**Work task**
Provide a verbatim copy of all the records below, leaving the images out.

**Material provided**
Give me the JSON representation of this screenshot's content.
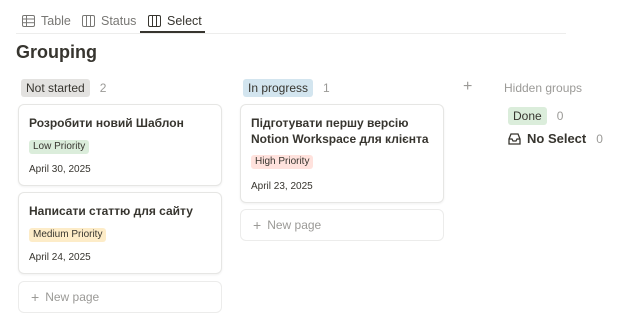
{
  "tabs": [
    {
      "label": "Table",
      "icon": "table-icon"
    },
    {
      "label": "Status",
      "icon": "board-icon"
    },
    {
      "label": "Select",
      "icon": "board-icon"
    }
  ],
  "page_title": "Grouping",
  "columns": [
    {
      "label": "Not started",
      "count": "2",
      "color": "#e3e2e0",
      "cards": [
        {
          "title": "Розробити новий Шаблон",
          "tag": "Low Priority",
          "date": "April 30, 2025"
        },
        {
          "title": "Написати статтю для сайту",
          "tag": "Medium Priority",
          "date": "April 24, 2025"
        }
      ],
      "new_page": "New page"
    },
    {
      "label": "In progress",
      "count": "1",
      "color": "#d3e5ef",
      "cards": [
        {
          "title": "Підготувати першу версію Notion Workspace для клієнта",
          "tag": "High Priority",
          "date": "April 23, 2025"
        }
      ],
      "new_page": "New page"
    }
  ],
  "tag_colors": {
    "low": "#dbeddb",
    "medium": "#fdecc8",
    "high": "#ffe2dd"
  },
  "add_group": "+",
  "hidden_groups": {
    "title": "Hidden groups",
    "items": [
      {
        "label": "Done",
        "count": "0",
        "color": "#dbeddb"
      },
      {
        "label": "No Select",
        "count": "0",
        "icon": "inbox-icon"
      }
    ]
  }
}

**Response to this exercise**
Give me the JSON representation of this screenshot's content.
{
  "tabs": [
    {
      "label": "Table",
      "icon": "table-icon"
    },
    {
      "label": "Status",
      "icon": "board-icon"
    },
    {
      "label": "Select",
      "icon": "board-icon"
    }
  ],
  "page_title": "Grouping",
  "columns": [
    {
      "label": "Not started",
      "count": "2",
      "color": "#e3e2e0",
      "cards": [
        {
          "title": "Розробити новий Шаблон",
          "tag": "Low Priority",
          "date": "April 30, 2025"
        },
        {
          "title": "Написати статтю для сайту",
          "tag": "Medium Priority",
          "date": "April 24, 2025"
        }
      ],
      "new_page": "New page"
    },
    {
      "label": "In progress",
      "count": "1",
      "color": "#d3e5ef",
      "cards": [
        {
          "title": "Підготувати першу версію Notion Workspace для клієнта",
          "tag": "High Priority",
          "date": "April 23, 2025"
        }
      ],
      "new_page": "New page"
    }
  ],
  "tag_colors": {
    "low": "#dbeddb",
    "medium": "#fdecc8",
    "high": "#ffe2dd"
  },
  "add_group": "+",
  "hidden_groups": {
    "title": "Hidden groups",
    "items": [
      {
        "label": "Done",
        "count": "0",
        "color": "#dbeddb"
      },
      {
        "label": "No Select",
        "count": "0",
        "icon": "inbox-icon"
      }
    ]
  }
}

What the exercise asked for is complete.